** DATASET CONTENT follows **
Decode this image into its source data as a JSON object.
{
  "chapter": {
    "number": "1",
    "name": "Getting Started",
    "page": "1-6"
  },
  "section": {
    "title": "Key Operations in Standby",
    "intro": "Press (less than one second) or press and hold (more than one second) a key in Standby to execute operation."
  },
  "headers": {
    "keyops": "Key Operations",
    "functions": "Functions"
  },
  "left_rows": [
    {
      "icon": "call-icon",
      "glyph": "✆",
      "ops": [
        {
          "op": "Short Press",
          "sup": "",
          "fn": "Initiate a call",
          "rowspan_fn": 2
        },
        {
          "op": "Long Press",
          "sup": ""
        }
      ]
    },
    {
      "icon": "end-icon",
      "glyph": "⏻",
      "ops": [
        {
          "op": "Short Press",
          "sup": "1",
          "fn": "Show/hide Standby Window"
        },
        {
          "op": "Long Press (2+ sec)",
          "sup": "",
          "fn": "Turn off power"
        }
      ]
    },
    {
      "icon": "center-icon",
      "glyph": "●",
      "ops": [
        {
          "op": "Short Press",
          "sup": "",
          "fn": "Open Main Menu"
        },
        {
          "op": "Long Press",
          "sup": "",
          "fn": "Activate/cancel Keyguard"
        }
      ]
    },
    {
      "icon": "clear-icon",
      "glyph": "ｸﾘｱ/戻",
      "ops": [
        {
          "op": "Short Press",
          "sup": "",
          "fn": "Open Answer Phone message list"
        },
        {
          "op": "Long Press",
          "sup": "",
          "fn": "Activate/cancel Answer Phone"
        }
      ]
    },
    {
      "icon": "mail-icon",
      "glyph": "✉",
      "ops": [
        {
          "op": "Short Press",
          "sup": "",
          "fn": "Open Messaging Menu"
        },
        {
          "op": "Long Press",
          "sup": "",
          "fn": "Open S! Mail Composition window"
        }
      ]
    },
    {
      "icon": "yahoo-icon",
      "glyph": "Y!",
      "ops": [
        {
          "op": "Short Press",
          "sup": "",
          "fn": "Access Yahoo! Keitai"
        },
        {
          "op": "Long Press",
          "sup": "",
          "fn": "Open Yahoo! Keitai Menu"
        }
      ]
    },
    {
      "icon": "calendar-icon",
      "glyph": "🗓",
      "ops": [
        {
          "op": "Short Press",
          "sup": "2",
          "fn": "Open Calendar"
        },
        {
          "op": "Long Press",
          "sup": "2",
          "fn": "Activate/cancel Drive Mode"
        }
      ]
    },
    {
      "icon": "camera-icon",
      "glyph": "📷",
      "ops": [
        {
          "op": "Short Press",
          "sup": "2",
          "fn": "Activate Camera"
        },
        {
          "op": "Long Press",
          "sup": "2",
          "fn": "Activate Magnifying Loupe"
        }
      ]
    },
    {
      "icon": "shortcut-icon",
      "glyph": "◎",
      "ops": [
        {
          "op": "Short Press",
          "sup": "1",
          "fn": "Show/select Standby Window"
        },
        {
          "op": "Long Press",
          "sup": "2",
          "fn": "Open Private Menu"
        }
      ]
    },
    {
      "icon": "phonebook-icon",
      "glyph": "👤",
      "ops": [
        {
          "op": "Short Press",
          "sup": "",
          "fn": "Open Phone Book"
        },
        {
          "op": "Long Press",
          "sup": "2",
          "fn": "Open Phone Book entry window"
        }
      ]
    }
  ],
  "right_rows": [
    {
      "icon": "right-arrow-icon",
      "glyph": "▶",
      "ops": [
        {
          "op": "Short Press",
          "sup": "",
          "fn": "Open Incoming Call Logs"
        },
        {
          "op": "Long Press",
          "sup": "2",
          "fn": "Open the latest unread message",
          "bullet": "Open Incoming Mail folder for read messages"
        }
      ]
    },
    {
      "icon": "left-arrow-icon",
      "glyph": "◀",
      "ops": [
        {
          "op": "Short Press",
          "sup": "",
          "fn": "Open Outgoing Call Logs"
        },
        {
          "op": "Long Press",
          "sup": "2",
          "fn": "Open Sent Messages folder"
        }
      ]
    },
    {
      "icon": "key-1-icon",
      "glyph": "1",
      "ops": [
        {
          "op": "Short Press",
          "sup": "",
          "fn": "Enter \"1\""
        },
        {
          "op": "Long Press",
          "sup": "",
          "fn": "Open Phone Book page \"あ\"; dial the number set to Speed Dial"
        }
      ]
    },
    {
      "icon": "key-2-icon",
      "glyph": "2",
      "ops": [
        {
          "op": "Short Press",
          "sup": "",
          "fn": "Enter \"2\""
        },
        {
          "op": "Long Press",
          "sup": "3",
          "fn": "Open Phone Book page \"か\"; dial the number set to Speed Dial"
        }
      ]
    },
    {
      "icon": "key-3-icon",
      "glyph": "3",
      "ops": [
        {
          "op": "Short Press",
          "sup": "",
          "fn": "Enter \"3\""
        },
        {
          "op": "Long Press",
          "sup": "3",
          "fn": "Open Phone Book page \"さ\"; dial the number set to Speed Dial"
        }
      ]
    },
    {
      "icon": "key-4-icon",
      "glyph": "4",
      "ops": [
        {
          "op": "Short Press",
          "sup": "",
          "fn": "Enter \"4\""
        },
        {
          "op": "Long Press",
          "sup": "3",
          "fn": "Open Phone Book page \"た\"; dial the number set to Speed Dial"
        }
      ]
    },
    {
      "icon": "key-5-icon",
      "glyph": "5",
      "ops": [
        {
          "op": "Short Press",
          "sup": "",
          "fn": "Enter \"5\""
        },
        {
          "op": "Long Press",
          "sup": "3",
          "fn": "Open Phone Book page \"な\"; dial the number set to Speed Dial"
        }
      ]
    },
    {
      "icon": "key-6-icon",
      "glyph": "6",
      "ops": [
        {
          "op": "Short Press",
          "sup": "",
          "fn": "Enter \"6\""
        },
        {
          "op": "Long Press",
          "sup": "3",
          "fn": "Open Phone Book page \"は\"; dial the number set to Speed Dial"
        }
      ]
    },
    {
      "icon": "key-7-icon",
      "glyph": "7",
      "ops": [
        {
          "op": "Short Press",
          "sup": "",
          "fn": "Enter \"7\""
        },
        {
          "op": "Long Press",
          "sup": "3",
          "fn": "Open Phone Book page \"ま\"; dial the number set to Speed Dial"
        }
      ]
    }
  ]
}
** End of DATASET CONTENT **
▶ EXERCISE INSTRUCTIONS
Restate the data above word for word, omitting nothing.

▶ THE COMPLETED TASK
Decode this image into its source data as a JSON object.
{
  "chapter": {
    "number": "1",
    "name": "Getting Started",
    "page": "1-6"
  },
  "section": {
    "title": "Key Operations in Standby",
    "intro": "Press (less than one second) or press and hold (more than one second) a key in Standby to execute operation."
  },
  "headers": {
    "keyops": "Key Operations",
    "functions": "Functions"
  },
  "left_rows": [
    {
      "icon": "call-icon",
      "glyph": "✆",
      "ops": [
        {
          "op": "Short Press",
          "sup": "",
          "fn": "Initiate a call",
          "rowspan_fn": 2
        },
        {
          "op": "Long Press",
          "sup": ""
        }
      ]
    },
    {
      "icon": "end-icon",
      "glyph": "⏻",
      "ops": [
        {
          "op": "Short Press",
          "sup": "1",
          "fn": "Show/hide Standby Window"
        },
        {
          "op": "Long Press (2+ sec)",
          "sup": "",
          "fn": "Turn off power"
        }
      ]
    },
    {
      "icon": "center-icon",
      "glyph": "●",
      "ops": [
        {
          "op": "Short Press",
          "sup": "",
          "fn": "Open Main Menu"
        },
        {
          "op": "Long Press",
          "sup": "",
          "fn": "Activate/cancel Keyguard"
        }
      ]
    },
    {
      "icon": "clear-icon",
      "glyph": "ｸﾘｱ/戻",
      "ops": [
        {
          "op": "Short Press",
          "sup": "",
          "fn": "Open Answer Phone message list"
        },
        {
          "op": "Long Press",
          "sup": "",
          "fn": "Activate/cancel Answer Phone"
        }
      ]
    },
    {
      "icon": "mail-icon",
      "glyph": "✉",
      "ops": [
        {
          "op": "Short Press",
          "sup": "",
          "fn": "Open Messaging Menu"
        },
        {
          "op": "Long Press",
          "sup": "",
          "fn": "Open S! Mail Composition window"
        }
      ]
    },
    {
      "icon": "yahoo-icon",
      "glyph": "Y!",
      "ops": [
        {
          "op": "Short Press",
          "sup": "",
          "fn": "Access Yahoo! Keitai"
        },
        {
          "op": "Long Press",
          "sup": "",
          "fn": "Open Yahoo! Keitai Menu"
        }
      ]
    },
    {
      "icon": "calendar-icon",
      "glyph": "🗓",
      "ops": [
        {
          "op": "Short Press",
          "sup": "2",
          "fn": "Open Calendar"
        },
        {
          "op": "Long Press",
          "sup": "2",
          "fn": "Activate/cancel Drive Mode"
        }
      ]
    },
    {
      "icon": "camera-icon",
      "glyph": "📷",
      "ops": [
        {
          "op": "Short Press",
          "sup": "2",
          "fn": "Activate Camera"
        },
        {
          "op": "Long Press",
          "sup": "2",
          "fn": "Activate Magnifying Loupe"
        }
      ]
    },
    {
      "icon": "shortcut-icon",
      "glyph": "◎",
      "ops": [
        {
          "op": "Short Press",
          "sup": "1",
          "fn": "Show/select Standby Window"
        },
        {
          "op": "Long Press",
          "sup": "2",
          "fn": "Open Private Menu"
        }
      ]
    },
    {
      "icon": "phonebook-icon",
      "glyph": "👤",
      "ops": [
        {
          "op": "Short Press",
          "sup": "",
          "fn": "Open Phone Book"
        },
        {
          "op": "Long Press",
          "sup": "2",
          "fn": "Open Phone Book entry window"
        }
      ]
    }
  ],
  "right_rows": [
    {
      "icon": "right-arrow-icon",
      "glyph": "▶",
      "ops": [
        {
          "op": "Short Press",
          "sup": "",
          "fn": "Open Incoming Call Logs"
        },
        {
          "op": "Long Press",
          "sup": "2",
          "fn": "Open the latest unread message",
          "bullet": "Open Incoming Mail folder for read messages"
        }
      ]
    },
    {
      "icon": "left-arrow-icon",
      "glyph": "◀",
      "ops": [
        {
          "op": "Short Press",
          "sup": "",
          "fn": "Open Outgoing Call Logs"
        },
        {
          "op": "Long Press",
          "sup": "2",
          "fn": "Open Sent Messages folder"
        }
      ]
    },
    {
      "icon": "key-1-icon",
      "glyph": "1",
      "ops": [
        {
          "op": "Short Press",
          "sup": "",
          "fn": "Enter \"1\""
        },
        {
          "op": "Long Press",
          "sup": "",
          "fn": "Open Phone Book page \"あ\"; dial the number set to Speed Dial"
        }
      ]
    },
    {
      "icon": "key-2-icon",
      "glyph": "2",
      "ops": [
        {
          "op": "Short Press",
          "sup": "",
          "fn": "Enter \"2\""
        },
        {
          "op": "Long Press",
          "sup": "3",
          "fn": "Open Phone Book page \"か\"; dial the number set to Speed Dial"
        }
      ]
    },
    {
      "icon": "key-3-icon",
      "glyph": "3",
      "ops": [
        {
          "op": "Short Press",
          "sup": "",
          "fn": "Enter \"3\""
        },
        {
          "op": "Long Press",
          "sup": "3",
          "fn": "Open Phone Book page \"さ\"; dial the number set to Speed Dial"
        }
      ]
    },
    {
      "icon": "key-4-icon",
      "glyph": "4",
      "ops": [
        {
          "op": "Short Press",
          "sup": "",
          "fn": "Enter \"4\""
        },
        {
          "op": "Long Press",
          "sup": "3",
          "fn": "Open Phone Book page \"た\"; dial the number set to Speed Dial"
        }
      ]
    },
    {
      "icon": "key-5-icon",
      "glyph": "5",
      "ops": [
        {
          "op": "Short Press",
          "sup": "",
          "fn": "Enter \"5\""
        },
        {
          "op": "Long Press",
          "sup": "3",
          "fn": "Open Phone Book page \"な\"; dial the number set to Speed Dial"
        }
      ]
    },
    {
      "icon": "key-6-icon",
      "glyph": "6",
      "ops": [
        {
          "op": "Short Press",
          "sup": "",
          "fn": "Enter \"6\""
        },
        {
          "op": "Long Press",
          "sup": "3",
          "fn": "Open Phone Book page \"は\"; dial the number set to Speed Dial"
        }
      ]
    },
    {
      "icon": "key-7-icon",
      "glyph": "7",
      "ops": [
        {
          "op": "Short Press",
          "sup": "",
          "fn": "Enter \"7\""
        },
        {
          "op": "Long Press",
          "sup": "3",
          "fn": "Open Phone Book page \"ま\"; dial the number set to Speed Dial"
        }
      ]
    }
  ]
}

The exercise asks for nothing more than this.